“As far as the element of nature goes, it’s a very strong presence within this story, and I wanted that to be the same in the play,” Thompson explains. “It’s a huge character that she must survive in and within in order to make it through.”
Elle has by no means a multimillionaire dollar budget. Its cast is minimal and its stage design is simple. This works in its favour as the audience is strictly focused on Thompson as she delivers empowering words laced with wit.
As Thompson says, it’s refreshing to be introduced to a woman who is part of Canadian history and embodies contemporary values. Her wit keeps her sane, for the most part, and it allows her to transform just as fluidly as the environment and the sense of enlightenment she receives.
“The comedy and [Elle’s] sense of irony in the piece allow her to be something other than a victim,” Thompson says. “I often find that women in history are rarely allowed a sense of humour when they’re portrayed.”
Tapping into imagination
Christine Brubaker, along with her set design team, worked diligently to bring the Isle of Demons to life with as few props as possible. Though Thompson states that nature is a character in and of itself within the play, Brubaker decided not to overwhelm the audience with an array of bulky set designs. Along with Thompson’s words, she uses light, sound and versatile cloths to enhance the experience and bring the audience into the play.
“The support of lights and sound really highlight and concentrate on what [Elle’s] experiencing and helps us distinguish where she is on her emotional journey,” says Brubaker. “The wonderful thing about theatre is that the imagination can do so much for an audience.”
A steel claw lingering in the background of the stage becomes dynamic as it evokes images of being near a cliff or bones stuck in the ground. A 30-foot long sheet moves onstage to reflect images that dissolve into one another. Since the scenes move seamlessly from landing a ship, showing a 15-foot bear, or being in a hallucination sequence, the cloth depicts both the moving nature of the setting and Elle’s mindset.
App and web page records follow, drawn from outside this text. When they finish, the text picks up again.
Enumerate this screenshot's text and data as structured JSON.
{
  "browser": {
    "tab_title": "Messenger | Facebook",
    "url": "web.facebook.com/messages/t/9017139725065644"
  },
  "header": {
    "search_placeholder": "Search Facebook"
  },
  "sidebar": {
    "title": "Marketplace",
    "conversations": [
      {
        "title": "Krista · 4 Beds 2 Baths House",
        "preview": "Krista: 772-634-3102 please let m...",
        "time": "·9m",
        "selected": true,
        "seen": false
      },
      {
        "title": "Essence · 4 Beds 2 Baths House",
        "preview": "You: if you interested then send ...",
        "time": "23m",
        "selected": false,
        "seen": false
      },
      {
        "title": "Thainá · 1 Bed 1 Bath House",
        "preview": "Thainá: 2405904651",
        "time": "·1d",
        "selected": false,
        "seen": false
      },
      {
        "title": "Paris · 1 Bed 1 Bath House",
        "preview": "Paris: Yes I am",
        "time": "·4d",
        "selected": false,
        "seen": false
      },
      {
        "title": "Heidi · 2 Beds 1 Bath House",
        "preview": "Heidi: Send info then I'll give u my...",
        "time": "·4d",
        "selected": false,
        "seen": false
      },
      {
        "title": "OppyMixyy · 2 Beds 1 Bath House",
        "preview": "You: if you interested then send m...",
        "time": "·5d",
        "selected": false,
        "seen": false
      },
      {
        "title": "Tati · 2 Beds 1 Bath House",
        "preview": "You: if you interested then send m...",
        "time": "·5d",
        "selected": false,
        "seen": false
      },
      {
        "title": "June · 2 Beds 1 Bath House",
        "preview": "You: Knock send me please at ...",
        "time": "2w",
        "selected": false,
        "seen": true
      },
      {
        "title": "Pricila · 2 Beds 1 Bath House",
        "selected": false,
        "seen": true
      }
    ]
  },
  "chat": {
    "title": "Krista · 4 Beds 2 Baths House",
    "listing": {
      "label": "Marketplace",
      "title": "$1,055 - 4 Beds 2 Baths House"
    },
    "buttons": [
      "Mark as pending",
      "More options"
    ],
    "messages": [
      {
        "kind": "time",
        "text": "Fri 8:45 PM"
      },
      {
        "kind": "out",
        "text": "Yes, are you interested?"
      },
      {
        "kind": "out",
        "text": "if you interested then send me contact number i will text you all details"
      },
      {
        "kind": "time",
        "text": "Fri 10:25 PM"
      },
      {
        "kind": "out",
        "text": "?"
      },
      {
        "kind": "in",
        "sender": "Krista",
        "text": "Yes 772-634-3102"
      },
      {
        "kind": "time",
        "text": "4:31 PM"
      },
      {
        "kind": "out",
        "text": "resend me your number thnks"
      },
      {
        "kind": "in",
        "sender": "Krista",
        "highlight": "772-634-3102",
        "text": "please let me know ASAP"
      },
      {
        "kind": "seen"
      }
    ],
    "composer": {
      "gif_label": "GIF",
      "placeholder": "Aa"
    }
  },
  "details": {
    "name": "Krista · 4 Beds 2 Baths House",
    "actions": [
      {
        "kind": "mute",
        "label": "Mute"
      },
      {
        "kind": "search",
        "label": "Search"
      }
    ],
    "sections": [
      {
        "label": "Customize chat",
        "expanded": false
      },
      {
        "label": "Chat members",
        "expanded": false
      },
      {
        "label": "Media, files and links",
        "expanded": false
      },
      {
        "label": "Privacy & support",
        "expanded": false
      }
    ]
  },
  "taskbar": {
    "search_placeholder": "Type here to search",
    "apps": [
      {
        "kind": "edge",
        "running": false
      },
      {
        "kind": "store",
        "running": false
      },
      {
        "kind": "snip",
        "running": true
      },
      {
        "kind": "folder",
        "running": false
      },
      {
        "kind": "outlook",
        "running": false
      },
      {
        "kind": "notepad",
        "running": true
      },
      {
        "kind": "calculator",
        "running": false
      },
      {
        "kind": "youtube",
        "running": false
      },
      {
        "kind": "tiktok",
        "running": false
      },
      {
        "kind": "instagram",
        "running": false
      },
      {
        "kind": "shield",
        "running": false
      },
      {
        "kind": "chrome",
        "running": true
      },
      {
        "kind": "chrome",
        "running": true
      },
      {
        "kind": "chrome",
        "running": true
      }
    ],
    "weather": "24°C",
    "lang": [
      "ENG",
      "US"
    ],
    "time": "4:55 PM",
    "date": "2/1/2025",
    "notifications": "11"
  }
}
“We’re really trying to play with pieces that have no fixed meaning and that could mean anything,” Brubaker says. “If you want to keep people on a journey, you have to allow things to dissolve quickly and arrive quickly. Imagination is far more fluid than anything else.”
For more information, visit www.firehallartscentre.ca.